In a proceeding by the ITC where an exclusionary order is sought under Section 337, barring the importation of certain products found to infringe one or more claims of a valid patent, the ITC must find, among other things, that the complainant has a “domestic industry” in the U.S. for the products to-bebarred. 19 U.S.C. § 1337(a)(2). A finding of domestic industry requires the satisfaction of technical and economic “prongs.” The technical prong requires that the complainant establish that an industry practices at least one claim of a patent(s)-at-issue, whereas the economic prong requires the complainant to establish that an industry exists or is being established.

With respect to the economic prong, section 337(a)(3)(C) states that “an industry in the United States shall be considered to exist if there is in the United States . . . substantial investment in . . . exploitation [of the patent], including engineering, research and development, or licensing.” In its opinion in Certain Coaxial Cable Connectors, the ITC declined to determine that patent infringement litigation activities taken alone constitute “exploitation” under the section 337(a)(3)(C) because, as the ITC reasoned, such a determination would render the domestic industry requirement a nullity.
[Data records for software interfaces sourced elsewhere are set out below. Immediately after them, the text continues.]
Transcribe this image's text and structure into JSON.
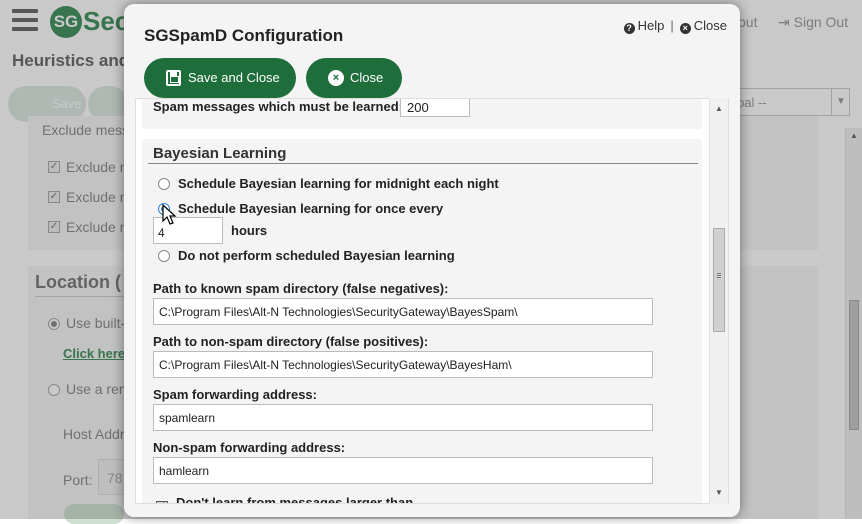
{
  "app": {
    "logo_badge": "SG",
    "logo_text": "Sec",
    "about": "out",
    "sign_out": "Sign Out",
    "page_heading": "Heuristics and",
    "save_label": "Save",
    "select_value": "bal --",
    "exclude_heading": "Exclude mess",
    "exclude_items": [
      "Exclude m",
      "Exclude m",
      "Exclude m"
    ],
    "location_title": "Location (",
    "use_builtin": "Use built-",
    "click_here": "Click here",
    "use_remote": "Use a rem",
    "host_address": "Host Addr",
    "port_label": "Port:",
    "port_value": "78"
  },
  "modal": {
    "title": "SGSpamD Configuration",
    "help_label": "Help",
    "separator": "|",
    "close_label": "Close",
    "save_and_close_button": "Save and Close",
    "close_button": "Close",
    "clipped_label": "Spam messages which must be learned:",
    "clipped_value": "200",
    "section_title": "Bayesian Learning",
    "radio_options": [
      {
        "label": "Schedule Bayesian learning for midnight each night",
        "checked": false
      },
      {
        "label": "Schedule Bayesian learning for once every",
        "checked": true
      },
      {
        "label": "Do not perform scheduled Bayesian learning",
        "checked": false
      }
    ],
    "hours_value": "4",
    "hours_label": "hours",
    "spam_dir_label": "Path to known spam directory (false negatives):",
    "spam_dir_value": "C:\\Program Files\\Alt-N Technologies\\SecurityGateway\\BayesSpam\\",
    "nonspam_dir_label": "Path to non-spam directory (false positives):",
    "nonspam_dir_value": "C:\\Program Files\\Alt-N Technologies\\SecurityGateway\\BayesHam\\",
    "spam_fwd_label": "Spam forwarding address:",
    "spam_fwd_value": "spamlearn",
    "nonspam_fwd_label": "Non-spam forwarding address:",
    "nonspam_fwd_value": "hamlearn",
    "dont_learn_label": "Don't learn from messages larger than",
    "dont_learn_checked": true
  },
  "icons": {
    "help": "question-circle-icon",
    "close": "x-circle-icon",
    "save": "floppy-disk-icon",
    "sign_out": "sign-out-icon"
  },
  "colors": {
    "brand_green": "#1e6e3b",
    "logo_green": "#3e8e5a",
    "radio_selected": "#2a7fd4"
  }
}
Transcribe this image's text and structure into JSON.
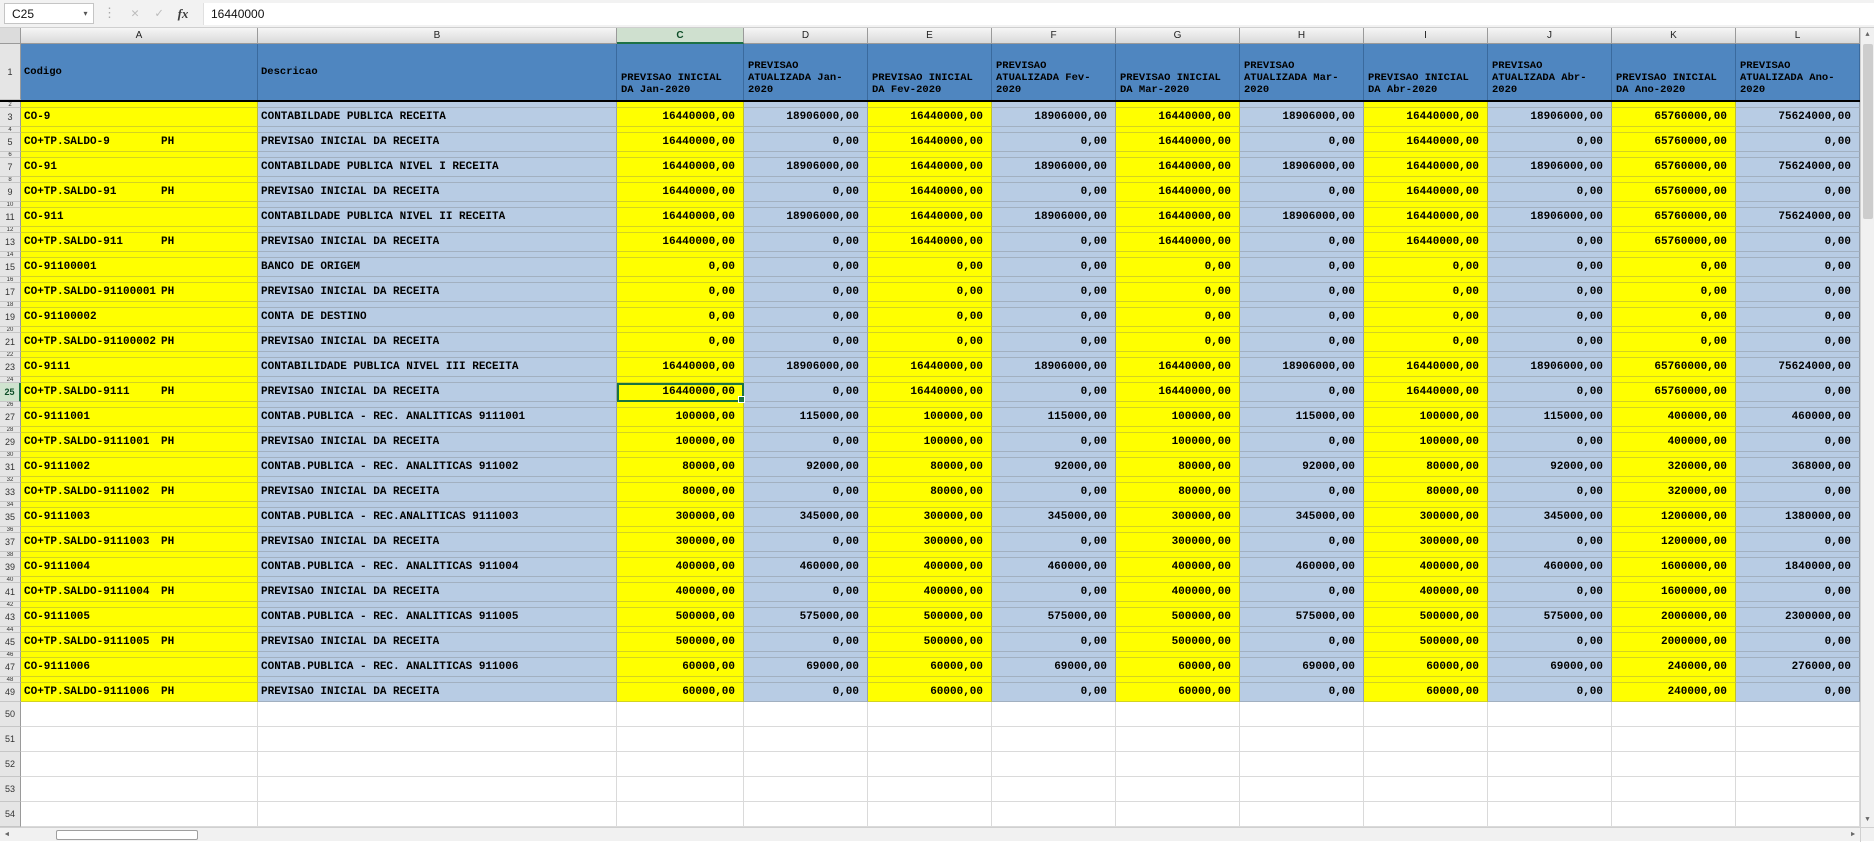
{
  "formula_bar": {
    "name_box": "C25",
    "value": "16440000",
    "icons": {
      "dropdown": "▾",
      "dots": "⋮",
      "cancel": "✕",
      "enter": "✓",
      "fx": "fx"
    }
  },
  "scrollbar_icons": {
    "up": "▲",
    "down": "▼",
    "left": "◄",
    "right": "►"
  },
  "colors": {
    "header_fill": "#4f86c0",
    "odd_column_fill": "#ffff00",
    "even_column_fill": "#b8cce4",
    "selection_border": "#1a7340"
  },
  "grid": {
    "column_letters": [
      "A",
      "B",
      "C",
      "D",
      "E",
      "F",
      "G",
      "H",
      "I",
      "J",
      "K",
      "L"
    ],
    "selected": {
      "cell": "C25",
      "column": "C",
      "row": 25
    },
    "header": {
      "codigo": "Codigo",
      "descricao": "Descricao",
      "value_columns": [
        "PREVISAO INICIAL DA Jan-2020",
        "PREVISAO ATUALIZADA Jan-2020",
        "PREVISAO INICIAL DA Fev-2020",
        "PREVISAO ATUALIZADA Fev-2020",
        "PREVISAO INICIAL DA Mar-2020",
        "PREVISAO ATUALIZADA Mar-2020",
        "PREVISAO INICIAL DA Abr-2020",
        "PREVISAO ATUALIZADA Abr-2020",
        "PREVISAO INICIAL DA Ano-2020",
        "PREVISAO ATUALIZADA Ano-2020"
      ]
    },
    "rows": [
      {
        "n": 3,
        "code": "CO-9",
        "tag": "",
        "desc": "CONTABILDADE PUBLICA RECEITA",
        "values": [
          "16440000,00",
          "18906000,00",
          "16440000,00",
          "18906000,00",
          "16440000,00",
          "18906000,00",
          "16440000,00",
          "18906000,00",
          "65760000,00",
          "75624000,00"
        ]
      },
      {
        "n": 5,
        "code": "CO+TP.SALDO-9",
        "tag": "PH",
        "desc": "PREVISAO INICIAL DA RECEITA",
        "values": [
          "16440000,00",
          "0,00",
          "16440000,00",
          "0,00",
          "16440000,00",
          "0,00",
          "16440000,00",
          "0,00",
          "65760000,00",
          "0,00"
        ]
      },
      {
        "n": 7,
        "code": "CO-91",
        "tag": "",
        "desc": "CONTABILDADE PUBLICA NIVEL I RECEITA",
        "values": [
          "16440000,00",
          "18906000,00",
          "16440000,00",
          "18906000,00",
          "16440000,00",
          "18906000,00",
          "16440000,00",
          "18906000,00",
          "65760000,00",
          "75624000,00"
        ]
      },
      {
        "n": 9,
        "code": "CO+TP.SALDO-91",
        "tag": "PH",
        "desc": "PREVISAO INICIAL DA RECEITA",
        "values": [
          "16440000,00",
          "0,00",
          "16440000,00",
          "0,00",
          "16440000,00",
          "0,00",
          "16440000,00",
          "0,00",
          "65760000,00",
          "0,00"
        ]
      },
      {
        "n": 11,
        "code": "CO-911",
        "tag": "",
        "desc": "CONTABILDADE PUBLICA NIVEL II RECEITA",
        "values": [
          "16440000,00",
          "18906000,00",
          "16440000,00",
          "18906000,00",
          "16440000,00",
          "18906000,00",
          "16440000,00",
          "18906000,00",
          "65760000,00",
          "75624000,00"
        ]
      },
      {
        "n": 13,
        "code": "CO+TP.SALDO-911",
        "tag": "PH",
        "desc": "PREVISAO INICIAL DA RECEITA",
        "values": [
          "16440000,00",
          "0,00",
          "16440000,00",
          "0,00",
          "16440000,00",
          "0,00",
          "16440000,00",
          "0,00",
          "65760000,00",
          "0,00"
        ]
      },
      {
        "n": 15,
        "code": "CO-91100001",
        "tag": "",
        "desc": "BANCO DE ORIGEM",
        "values": [
          "0,00",
          "0,00",
          "0,00",
          "0,00",
          "0,00",
          "0,00",
          "0,00",
          "0,00",
          "0,00",
          "0,00"
        ]
      },
      {
        "n": 17,
        "code": "CO+TP.SALDO-91100001",
        "tag": "PH",
        "desc": "PREVISAO INICIAL DA RECEITA",
        "values": [
          "0,00",
          "0,00",
          "0,00",
          "0,00",
          "0,00",
          "0,00",
          "0,00",
          "0,00",
          "0,00",
          "0,00"
        ]
      },
      {
        "n": 19,
        "code": "CO-91100002",
        "tag": "",
        "desc": "CONTA DE DESTINO",
        "values": [
          "0,00",
          "0,00",
          "0,00",
          "0,00",
          "0,00",
          "0,00",
          "0,00",
          "0,00",
          "0,00",
          "0,00"
        ]
      },
      {
        "n": 21,
        "code": "CO+TP.SALDO-91100002",
        "tag": "PH",
        "desc": "PREVISAO INICIAL DA RECEITA",
        "values": [
          "0,00",
          "0,00",
          "0,00",
          "0,00",
          "0,00",
          "0,00",
          "0,00",
          "0,00",
          "0,00",
          "0,00"
        ]
      },
      {
        "n": 23,
        "code": "CO-9111",
        "tag": "",
        "desc": "CONTABILIDADE PUBLICA NIVEL III RECEITA",
        "values": [
          "16440000,00",
          "18906000,00",
          "16440000,00",
          "18906000,00",
          "16440000,00",
          "18906000,00",
          "16440000,00",
          "18906000,00",
          "65760000,00",
          "75624000,00"
        ]
      },
      {
        "n": 25,
        "code": "CO+TP.SALDO-9111",
        "tag": "PH",
        "desc": "PREVISAO INICIAL DA RECEITA",
        "values": [
          "16440000,00",
          "0,00",
          "16440000,00",
          "0,00",
          "16440000,00",
          "0,00",
          "16440000,00",
          "0,00",
          "65760000,00",
          "0,00"
        ]
      },
      {
        "n": 27,
        "code": "CO-9111001",
        "tag": "",
        "desc": "CONTAB.PUBLICA - REC. ANALITICAS 9111001",
        "values": [
          "100000,00",
          "115000,00",
          "100000,00",
          "115000,00",
          "100000,00",
          "115000,00",
          "100000,00",
          "115000,00",
          "400000,00",
          "460000,00"
        ]
      },
      {
        "n": 29,
        "code": "CO+TP.SALDO-9111001",
        "tag": "PH",
        "desc": "PREVISAO INICIAL DA RECEITA",
        "values": [
          "100000,00",
          "0,00",
          "100000,00",
          "0,00",
          "100000,00",
          "0,00",
          "100000,00",
          "0,00",
          "400000,00",
          "0,00"
        ]
      },
      {
        "n": 31,
        "code": "CO-9111002",
        "tag": "",
        "desc": "CONTAB.PUBLICA - REC. ANALITICAS 911002",
        "values": [
          "80000,00",
          "92000,00",
          "80000,00",
          "92000,00",
          "80000,00",
          "92000,00",
          "80000,00",
          "92000,00",
          "320000,00",
          "368000,00"
        ]
      },
      {
        "n": 33,
        "code": "CO+TP.SALDO-9111002",
        "tag": "PH",
        "desc": "PREVISAO INICIAL DA RECEITA",
        "values": [
          "80000,00",
          "0,00",
          "80000,00",
          "0,00",
          "80000,00",
          "0,00",
          "80000,00",
          "0,00",
          "320000,00",
          "0,00"
        ]
      },
      {
        "n": 35,
        "code": "CO-9111003",
        "tag": "",
        "desc": "CONTAB.PUBLICA - REC.ANALITICAS 9111003",
        "values": [
          "300000,00",
          "345000,00",
          "300000,00",
          "345000,00",
          "300000,00",
          "345000,00",
          "300000,00",
          "345000,00",
          "1200000,00",
          "1380000,00"
        ]
      },
      {
        "n": 37,
        "code": "CO+TP.SALDO-9111003",
        "tag": "PH",
        "desc": "PREVISAO INICIAL DA RECEITA",
        "values": [
          "300000,00",
          "0,00",
          "300000,00",
          "0,00",
          "300000,00",
          "0,00",
          "300000,00",
          "0,00",
          "1200000,00",
          "0,00"
        ]
      },
      {
        "n": 39,
        "code": "CO-9111004",
        "tag": "",
        "desc": "CONTAB.PUBLICA - REC. ANALITICAS 911004",
        "values": [
          "400000,00",
          "460000,00",
          "400000,00",
          "460000,00",
          "400000,00",
          "460000,00",
          "400000,00",
          "460000,00",
          "1600000,00",
          "1840000,00"
        ]
      },
      {
        "n": 41,
        "code": "CO+TP.SALDO-9111004",
        "tag": "PH",
        "desc": "PREVISAO INICIAL DA RECEITA",
        "values": [
          "400000,00",
          "0,00",
          "400000,00",
          "0,00",
          "400000,00",
          "0,00",
          "400000,00",
          "0,00",
          "1600000,00",
          "0,00"
        ]
      },
      {
        "n": 43,
        "code": "CO-9111005",
        "tag": "",
        "desc": "CONTAB.PUBLICA - REC. ANALITICAS 911005",
        "values": [
          "500000,00",
          "575000,00",
          "500000,00",
          "575000,00",
          "500000,00",
          "575000,00",
          "500000,00",
          "575000,00",
          "2000000,00",
          "2300000,00"
        ]
      },
      {
        "n": 45,
        "code": "CO+TP.SALDO-9111005",
        "tag": "PH",
        "desc": "PREVISAO INICIAL DA RECEITA",
        "values": [
          "500000,00",
          "0,00",
          "500000,00",
          "0,00",
          "500000,00",
          "0,00",
          "500000,00",
          "0,00",
          "2000000,00",
          "0,00"
        ]
      },
      {
        "n": 47,
        "code": "CO-9111006",
        "tag": "",
        "desc": "CONTAB.PUBLICA - REC. ANALITICAS 911006",
        "values": [
          "60000,00",
          "69000,00",
          "60000,00",
          "69000,00",
          "60000,00",
          "69000,00",
          "60000,00",
          "69000,00",
          "240000,00",
          "276000,00"
        ]
      },
      {
        "n": 49,
        "code": "CO+TP.SALDO-9111006",
        "tag": "PH",
        "desc": "PREVISAO INICIAL DA RECEITA",
        "values": [
          "60000,00",
          "0,00",
          "60000,00",
          "0,00",
          "60000,00",
          "0,00",
          "60000,00",
          "0,00",
          "240000,00",
          "0,00"
        ]
      }
    ],
    "empty_rows": [
      50,
      51,
      52,
      53,
      54
    ]
  }
}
The ITC further determined that allowing patent infringement litigation activities, standing alone, to constitute a domestic industry would place the bar for establishing a domestic industry so low as to effectively render it meaningless. The ITC did conclude, however, that licensing is an activity that is clearly within the realm of “exploitation” as contemplated by section 337(a)(3)(C), but the issue it must determine is whether litigation activities that are related to licensing may be considered exploitation.

The ITC first reasoned that the word “licensing” in section 337(a)(3)(C) suggests the “exploitation” of a patent in a manner similar to “engineering” and “research and development.” Furthermore, the ITC reasoned that “Congress contemplated that the domestic industry requirement would cover entities such as ‘universities and other intellectual property owners who engage in extensive licensing of their [patent] rights to manufacturers,’” and that the licensing provision was added to the domestic industry requirement in 1988 in order to overcome a Commission decision (see, Certain Products with Gremlin Character Descriptions, Inv. No. 337-TA-201, Comm’n. Op. (1986)) where a licensor was unable to show a then-existing injury requirement, notwithstanding that the licensees were able to do so.

The ITC concluded that in order to establish that a substantial investment in exploitation of the patent has occurred through licensing, a complainant must prove that each asserted activity is related to licensing, and that licensing activities pertain to the particular patent(s)-at-issue. Such activities may include, among other things, drafting and sending cease-and-desist letters, filing and conducting a patent infringement litigation, conducting settlement negotiations, and negotiating, drafting, and executing a license. The mere execution of a license does not necessarily capture all prior expenditures to establish a substantial investment in the exploitation of the patent(s)-at-issue, but a complainant must clearly link each activity to licensing efforts concerning the asserted patents.

Finally, when determining whether litigation activities related to licensing satisfy the economic prong, the ITC held that it may take into account certain factors, such as (1) the type of activity; (2) the relationship between the activity, licensing, and the patent-at-issue; (3) the amount of the investment; and (4) whether the activity is of a type that Congress explicitly indicated may establish a domestic industry (for example, activities that encourage practical applications of the invention or bring the patent technology to the market).